TASK PROMPT »
Without any pictures, retype exactly the lines that begin at the one holding "What's the underlying" and end at the last line of the data below.
_ _ _ _ _ _ _
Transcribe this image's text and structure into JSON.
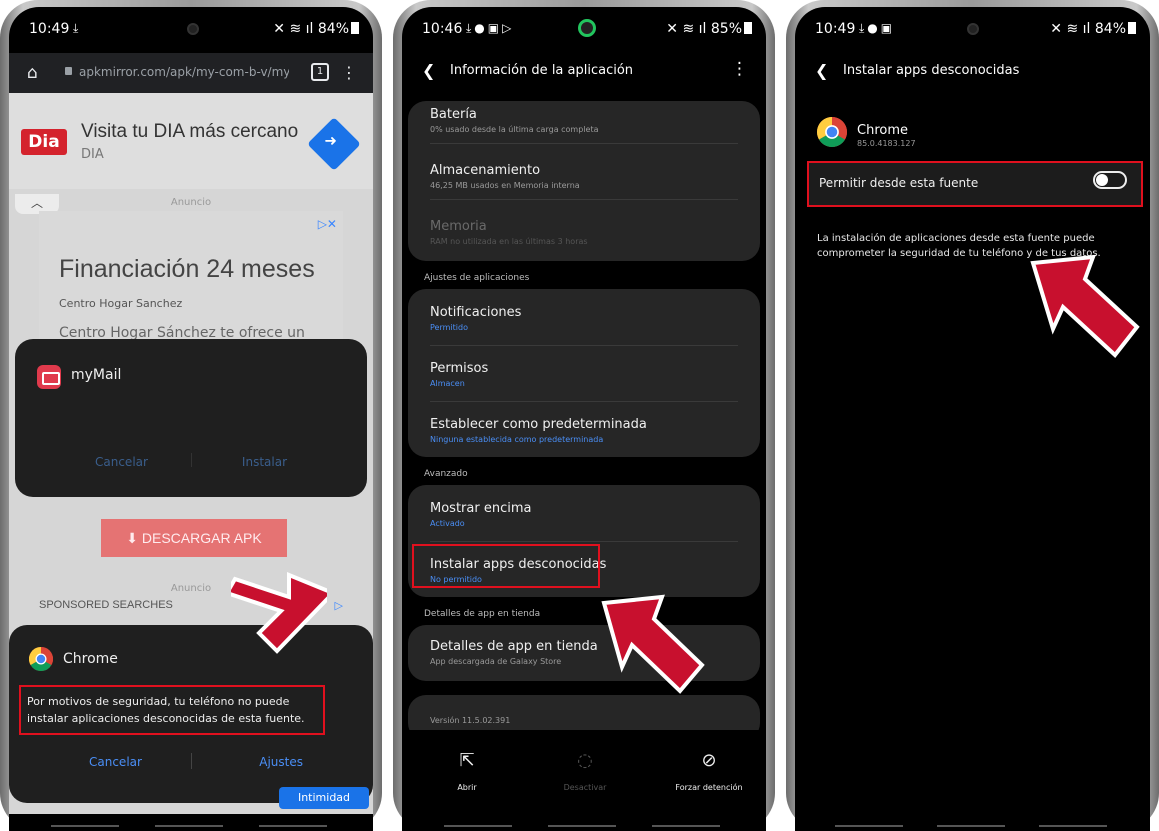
{
  "phone1": {
    "status": {
      "time": "10:49",
      "battery": "84%"
    },
    "browser": {
      "url": "apkmirror.com/apk/my-com-b-v/myma",
      "tab_count": "1"
    },
    "ad1": {
      "logo": "Dia",
      "title": "Visita tu DIA más cercano",
      "subtitle": "DIA"
    },
    "ad_label": "Anuncio",
    "ad2": {
      "headline": "Financiación 24 meses",
      "advertiser": "Centro Hogar Sanchez",
      "body": "Centro Hogar Sánchez te ofrece un amplio"
    },
    "mymail_dialog": {
      "app_name": "myMail",
      "cancel": "Cancelar",
      "install": "Instalar"
    },
    "download_button": "DESCARGAR APK",
    "ad_label_2": "Anuncio",
    "sponsored": "SPONSORED SEARCHES",
    "chrome_dialog": {
      "app_name": "Chrome",
      "message": "Por motivos de seguridad, tu teléfono no puede instalar aplicaciones desconocidas de esta fuente.",
      "cancel": "Cancelar",
      "settings": "Ajustes"
    },
    "privacy": "Intimidad"
  },
  "phone2": {
    "status": {
      "time": "10:46",
      "battery": "85%"
    },
    "title": "Información de la aplicación",
    "rows": [
      {
        "title": "Batería",
        "subtitle": "0% usado desde la última carga completa"
      },
      {
        "title": "Almacenamiento",
        "subtitle": "46,25 MB usados en Memoria interna"
      },
      {
        "title": "Memoria",
        "subtitle": "RAM no utilizada en las últimas 3 horas"
      }
    ],
    "section_app_settings": "Ajustes de aplicaciones",
    "app_rows": [
      {
        "title": "Notificaciones",
        "subtitle": "Permitido"
      },
      {
        "title": "Permisos",
        "subtitle": "Almacen"
      },
      {
        "title": "Establecer como predeterminada",
        "subtitle": "Ninguna establecida como predeterminada"
      }
    ],
    "section_advanced": "Avanzado",
    "adv_rows": [
      {
        "title": "Mostrar encima",
        "subtitle": "Activado"
      },
      {
        "title": "Instalar apps desconocidas",
        "subtitle": "No permitido"
      }
    ],
    "section_store": "Detalles de app en tienda",
    "store_row": {
      "title": "Detalles de app en tienda",
      "subtitle": "App descargada de Galaxy Store"
    },
    "version": "Versión 11.5.02.391",
    "bottom": {
      "open": "Abrir",
      "disable": "Desactivar",
      "force_stop": "Forzar detención"
    }
  },
  "phone3": {
    "status": {
      "time": "10:49",
      "battery": "84%"
    },
    "title": "Instalar apps desconocidas",
    "app": {
      "name": "Chrome",
      "version": "85.0.4183.127"
    },
    "toggle_label": "Permitir desde esta fuente",
    "toggle_on": false,
    "warning": "La instalación de aplicaciones desde esta fuente puede comprometer la seguridad de tu teléfono y de tus datos."
  },
  "colors": {
    "highlight": "#e0101e",
    "arrow": "#c8102e",
    "link": "#4a8ef5"
  }
}
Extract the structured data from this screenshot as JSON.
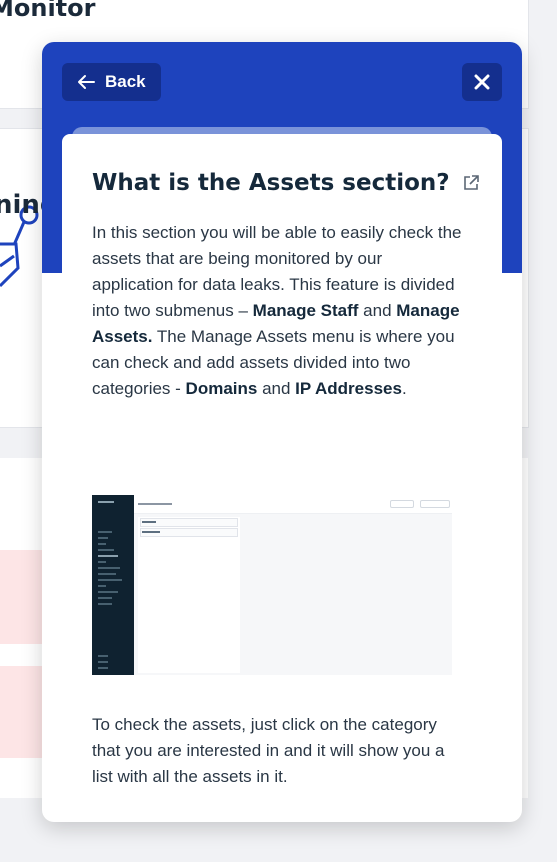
{
  "background": {
    "page_title": "Monitor",
    "card_text": "ning"
  },
  "modal": {
    "back_label": "Back",
    "article": {
      "title": "What is the Assets section?",
      "intro": {
        "t1": "In this section you will be able to easily check the assets that are being monitored by our application for data leaks. This feature is divided into two submenus – ",
        "b1": "Manage Staff",
        "t2": " and ",
        "b2": "Manage Assets.",
        "t3": " The Manage Assets menu is where you can check and add assets divided into two categories - ",
        "b3": "Domains",
        "t4": " and ",
        "b4": "IP Addresses",
        "t5": "."
      },
      "outro": "To check the assets, just click on the category that you are interested in and it will show you a list with all the assets in it."
    }
  },
  "colors": {
    "modal_header": "#1e43bd",
    "button_bg": "#142f8e",
    "pink": "#fde5e6"
  },
  "icons": [
    "arrow-left-icon",
    "close-icon",
    "external-link-icon"
  ]
}
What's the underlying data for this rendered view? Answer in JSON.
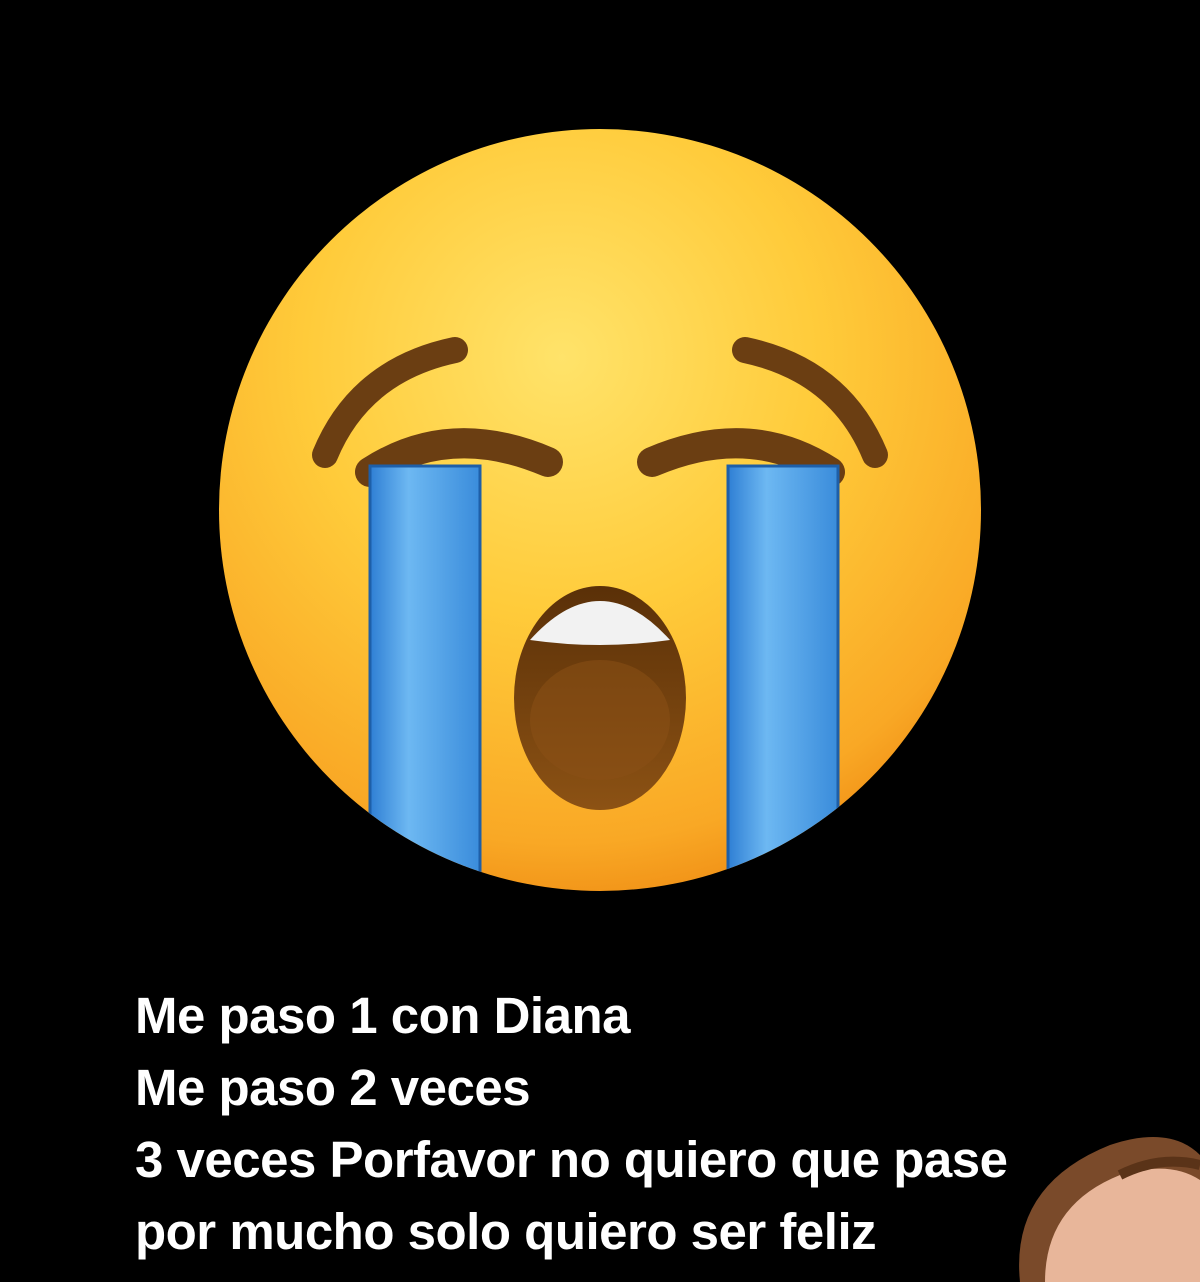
{
  "image": {
    "background_color": "#000000",
    "subject": "loudly-crying-face-emoji-icon",
    "colors": {
      "face_yellow": "#FFCB3A",
      "face_orange": "#F7A21B",
      "tears_blue": "#4EA3E8",
      "brows_brown": "#6B3E12",
      "mouth_brown": "#7A4510",
      "teeth_white": "#F2F2F2",
      "caption_text": "#FFFFFF"
    }
  },
  "caption": {
    "lines": [
      "Me paso 1 con Diana",
      "Me paso 2 veces",
      "3 veces Porfavor no quiero que pase",
      "por mucho solo quiero ser feliz"
    ]
  }
}
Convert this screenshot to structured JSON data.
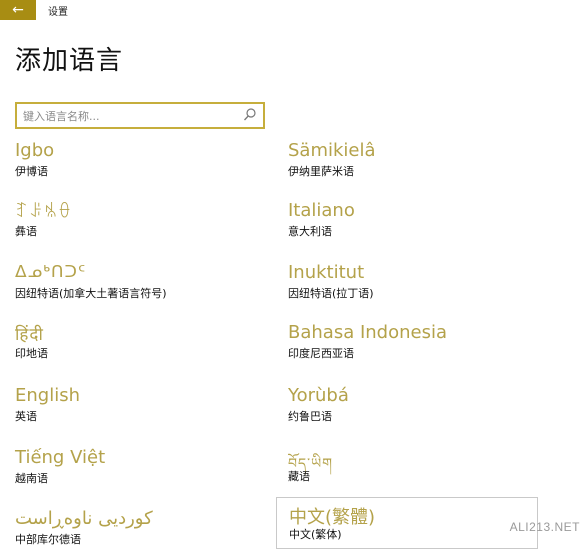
{
  "titlebar": {
    "back_symbol": "←",
    "title": "设置"
  },
  "page": {
    "title": "添加语言"
  },
  "search": {
    "placeholder": "键入语言名称...",
    "icon": "search-icon"
  },
  "languages": [
    {
      "native": "Igbo",
      "local": "伊博语"
    },
    {
      "native": "Sämikielâ",
      "local": "伊纳里萨米语"
    },
    {
      "native": "ꆈꌠꁱꂷ",
      "local": "彝语"
    },
    {
      "native": "Italiano",
      "local": "意大利语"
    },
    {
      "native": "ᐃᓄᒃᑎᑐᑦ",
      "local": "因纽特语(加拿大土著语言符号)"
    },
    {
      "native": "Inuktitut",
      "local": "因纽特语(拉丁语)"
    },
    {
      "native": "हिंदी",
      "local": "印地语"
    },
    {
      "native": "Bahasa Indonesia",
      "local": "印度尼西亚语"
    },
    {
      "native": "English",
      "local": "英语"
    },
    {
      "native": "Yorùbá",
      "local": "约鲁巴语"
    },
    {
      "native": "Tiếng Việt",
      "local": "越南语"
    },
    {
      "native": "བོད་ཡིག",
      "local": "藏语"
    },
    {
      "native": "کوردیی ناوەڕاست",
      "local": "中部库尔德语"
    },
    {
      "native": "中文(繁體)",
      "local": "中文(繁体)"
    }
  ],
  "watermark": "ALI213.NET",
  "colors": {
    "accent": "#a88d13",
    "native_text": "#b4a24a",
    "search_border": "#c6ae3c"
  }
}
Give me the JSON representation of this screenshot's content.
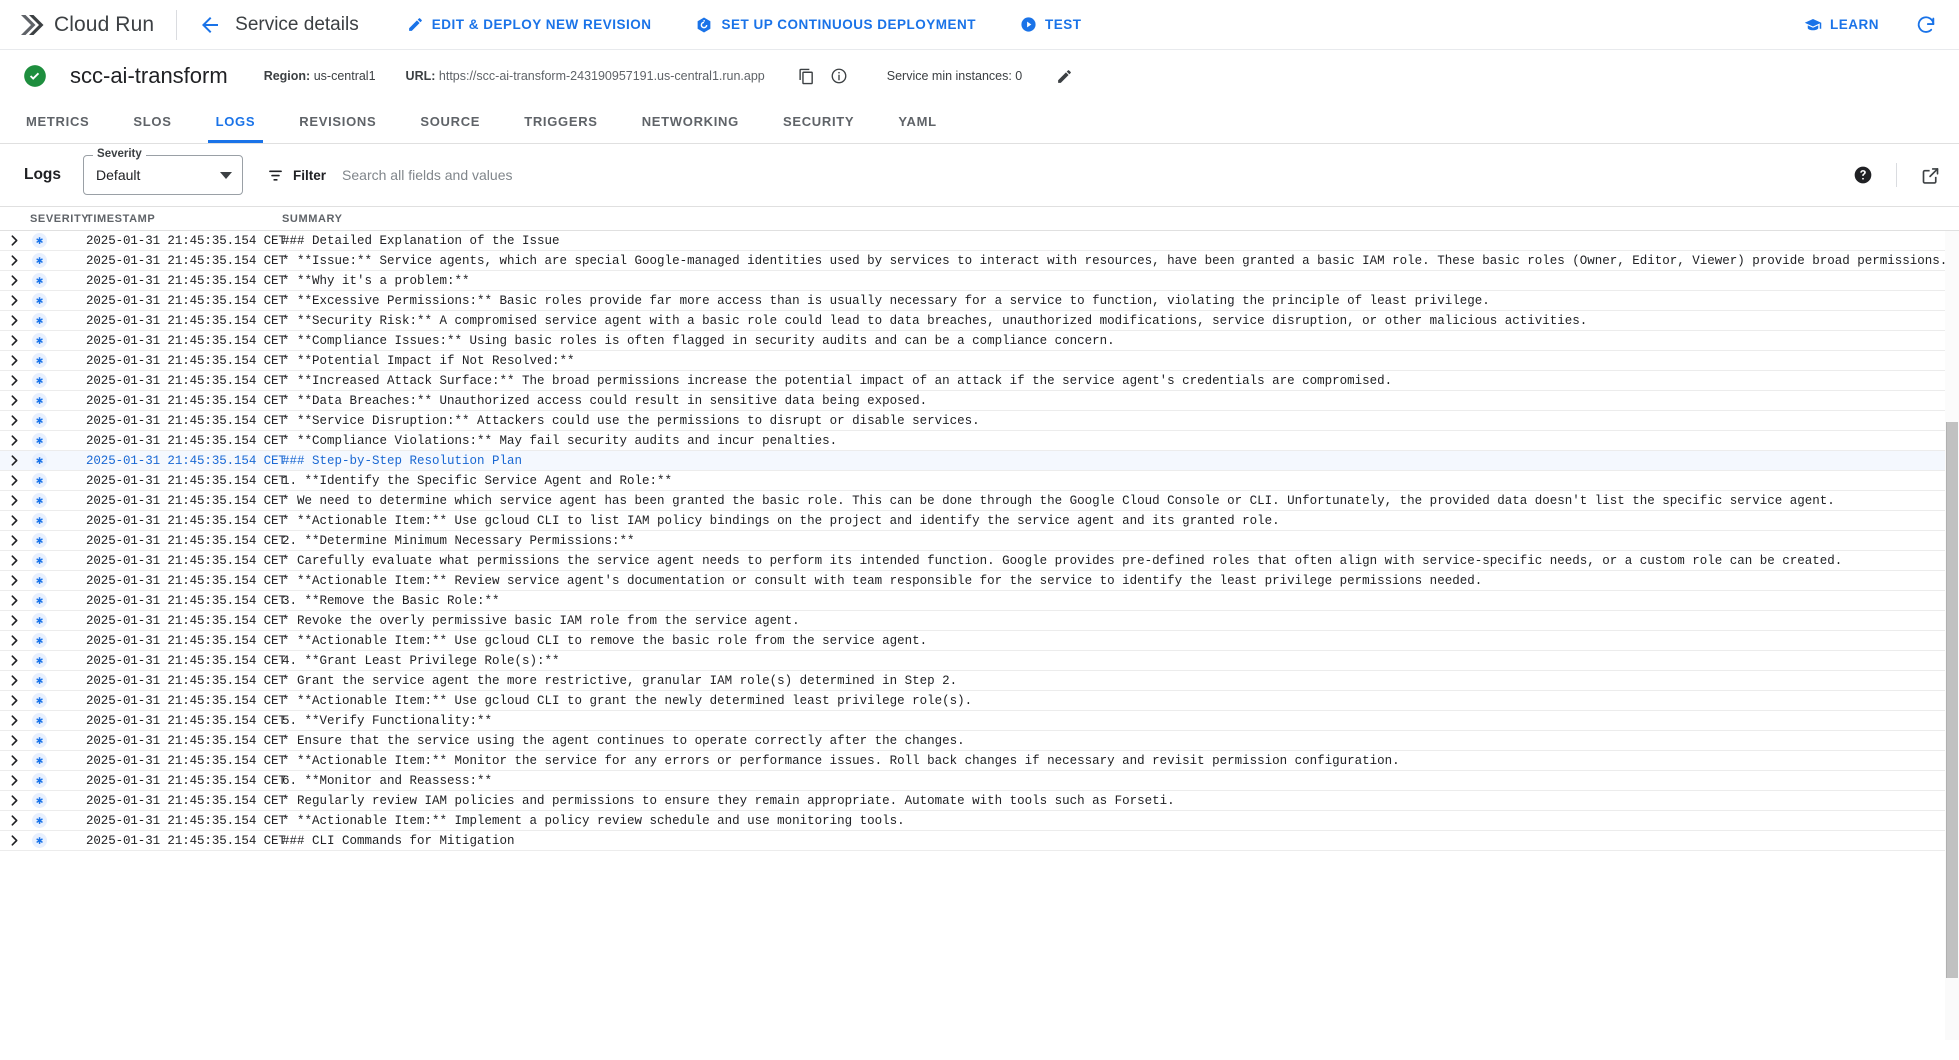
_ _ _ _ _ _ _
RESPONSE AREA »
What's the underlying data for this rendered view? Answer in JSON.
{
  "image": {
    "background_color": "#000000",
    "subject": "loudly-crying-face-emoji-icon",
    "colors": {
      "face_yellow": "#FFCB3A",
      "face_orange": "#F7A21B",
      "tears_blue": "#4EA3E8",
      "brows_brown": "#6B3E12",
      "mouth_brown": "#7A4510",
      "teeth_white": "#F2F2F2",
      "caption_text": "#FFFFFF"
    }
  },
  "caption": {
    "lines": [
      "Me paso 1 con Diana",
      "Me paso 2 veces",
      "3 veces Porfavor no quiero que pase",
      "por mucho solo quiero ser feliz"
    ]
  }
}
Convert this screenshot to structured JSON data.
{
  "titlebar": {
    "back_symbol": "←",
    "title": "设置"
  },
  "page": {
    "title": "添加语言"
  },
  "search": {
    "placeholder": "键入语言名称...",
    "icon": "search-icon"
  },
  "languages": [
    {
      "native": "Igbo",
      "local": "伊博语"
    },
    {
      "native": "Sämikielâ",
      "local": "伊纳里萨米语"
    },
    {
      "native": "ꆈꌠꁱꂷ",
      "local": "彝语"
    },
    {
      "native": "Italiano",
      "local": "意大利语"
    },
    {
      "native": "ᐃᓄᒃᑎᑐᑦ",
      "local": "因纽特语(加拿大土著语言符号)"
    },
    {
      "native": "Inuktitut",
      "local": "因纽特语(拉丁语)"
    },
    {
      "native": "हिंदी",
      "local": "印地语"
    },
    {
      "native": "Bahasa Indonesia",
      "local": "印度尼西亚语"
    },
    {
      "native": "English",
      "local": "英语"
    },
    {
      "native": "Yorùbá",
      "local": "约鲁巴语"
    },
    {
      "native": "Tiếng Việt",
      "local": "越南语"
    },
    {
      "native": "བོད་ཡིག",
      "local": "藏语"
    },
    {
      "native": "کوردیی ناوەڕاست",
      "local": "中部库尔德语"
    },
    {
      "native": "中文(繁體)",
      "local": "中文(繁体)"
    }
  ],
  "watermark": "ALI213.NET",
  "colors": {
    "accent": "#a88d13",
    "native_text": "#b4a24a",
    "search_border": "#c6ae3c"
  }
}
Give me the JSON representation of this screenshot's content.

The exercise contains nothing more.